§ **Task requirements**
From the first line to the last, reproduce the material exactly.
Top of Task input
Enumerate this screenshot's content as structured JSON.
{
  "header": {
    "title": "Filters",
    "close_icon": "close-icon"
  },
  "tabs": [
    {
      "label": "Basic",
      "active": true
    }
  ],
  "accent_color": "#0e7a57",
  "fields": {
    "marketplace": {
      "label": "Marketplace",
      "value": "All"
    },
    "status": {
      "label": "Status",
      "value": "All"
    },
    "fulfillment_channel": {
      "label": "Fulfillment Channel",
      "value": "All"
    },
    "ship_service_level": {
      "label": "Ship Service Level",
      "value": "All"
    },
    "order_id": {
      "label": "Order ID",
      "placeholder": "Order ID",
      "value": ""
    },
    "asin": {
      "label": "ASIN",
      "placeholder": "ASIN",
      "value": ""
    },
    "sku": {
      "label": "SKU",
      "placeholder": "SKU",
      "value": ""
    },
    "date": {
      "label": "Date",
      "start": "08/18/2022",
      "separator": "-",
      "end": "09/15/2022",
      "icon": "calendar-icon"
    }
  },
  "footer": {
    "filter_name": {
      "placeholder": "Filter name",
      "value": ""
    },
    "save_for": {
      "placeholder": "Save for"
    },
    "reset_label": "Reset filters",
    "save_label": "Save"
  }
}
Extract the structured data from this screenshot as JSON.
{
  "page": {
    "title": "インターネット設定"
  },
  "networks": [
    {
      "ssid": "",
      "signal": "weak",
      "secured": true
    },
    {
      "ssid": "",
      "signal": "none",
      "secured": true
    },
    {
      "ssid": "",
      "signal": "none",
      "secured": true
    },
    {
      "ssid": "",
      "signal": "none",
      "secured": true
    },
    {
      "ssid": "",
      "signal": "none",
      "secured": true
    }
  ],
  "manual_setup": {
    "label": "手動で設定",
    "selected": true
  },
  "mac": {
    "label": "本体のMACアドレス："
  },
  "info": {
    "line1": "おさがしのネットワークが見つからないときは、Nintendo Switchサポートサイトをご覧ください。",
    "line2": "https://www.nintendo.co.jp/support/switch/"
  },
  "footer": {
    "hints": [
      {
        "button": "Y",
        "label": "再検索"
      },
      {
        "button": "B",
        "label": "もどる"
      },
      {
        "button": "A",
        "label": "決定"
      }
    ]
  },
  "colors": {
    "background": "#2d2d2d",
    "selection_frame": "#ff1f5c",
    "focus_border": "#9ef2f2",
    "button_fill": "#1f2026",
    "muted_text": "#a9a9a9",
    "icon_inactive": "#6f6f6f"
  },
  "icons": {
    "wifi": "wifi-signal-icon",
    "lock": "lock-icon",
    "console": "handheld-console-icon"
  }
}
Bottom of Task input
§ **Response below**
Enumerate this screenshot's content as structured JSON.
{
  "header": {
    "title": "Filters",
    "close_icon": "close-icon"
  },
  "tabs": [
    {
      "label": "Basic",
      "active": true
    }
  ],
  "accent_color": "#0e7a57",
  "fields": {
    "marketplace": {
      "label": "Marketplace",
      "value": "All"
    },
    "status": {
      "label": "Status",
      "value": "All"
    },
    "fulfillment_channel": {
      "label": "Fulfillment Channel",
      "value": "All"
    },
    "ship_service_level": {
      "label": "Ship Service Level",
      "value": "All"
    },
    "order_id": {
      "label": "Order ID",
      "placeholder": "Order ID",
      "value": ""
    },
    "asin": {
      "label": "ASIN",
      "placeholder": "ASIN",
      "value": ""
    },
    "sku": {
      "label": "SKU",
      "placeholder": "SKU",
      "value": ""
    },
    "date": {
      "label": "Date",
      "start": "08/18/2022",
      "separator": "-",
      "end": "09/15/2022",
      "icon": "calendar-icon"
    }
  },
  "footer": {
    "filter_name": {
      "placeholder": "Filter name",
      "value": ""
    },
    "save_for": {
      "placeholder": "Save for"
    },
    "reset_label": "Reset filters",
    "save_label": "Save"
  }
}
Extract the structured data from this screenshot as JSON.
{
  "page": {
    "title": "インターネット設定"
  },
  "networks": [
    {
      "ssid": "",
      "signal": "weak",
      "secured": true
    },
    {
      "ssid": "",
      "signal": "none",
      "secured": true
    },
    {
      "ssid": "",
      "signal": "none",
      "secured": true
    },
    {
      "ssid": "",
      "signal": "none",
      "secured": true
    },
    {
      "ssid": "",
      "signal": "none",
      "secured": true
    }
  ],
  "manual_setup": {
    "label": "手動で設定",
    "selected": true
  },
  "mac": {
    "label": "本体のMACアドレス："
  },
  "info": {
    "line1": "おさがしのネットワークが見つからないときは、Nintendo Switchサポートサイトをご覧ください。",
    "line2": "https://www.nintendo.co.jp/support/switch/"
  },
  "footer": {
    "hints": [
      {
        "button": "Y",
        "label": "再検索"
      },
      {
        "button": "B",
        "label": "もどる"
      },
      {
        "button": "A",
        "label": "決定"
      }
    ]
  },
  "colors": {
    "background": "#2d2d2d",
    "selection_frame": "#ff1f5c",
    "focus_border": "#9ef2f2",
    "button_fill": "#1f2026",
    "muted_text": "#a9a9a9",
    "icon_inactive": "#6f6f6f"
  },
  "icons": {
    "wifi": "wifi-signal-icon",
    "lock": "lock-icon",
    "console": "handheld-console-icon"
  }
}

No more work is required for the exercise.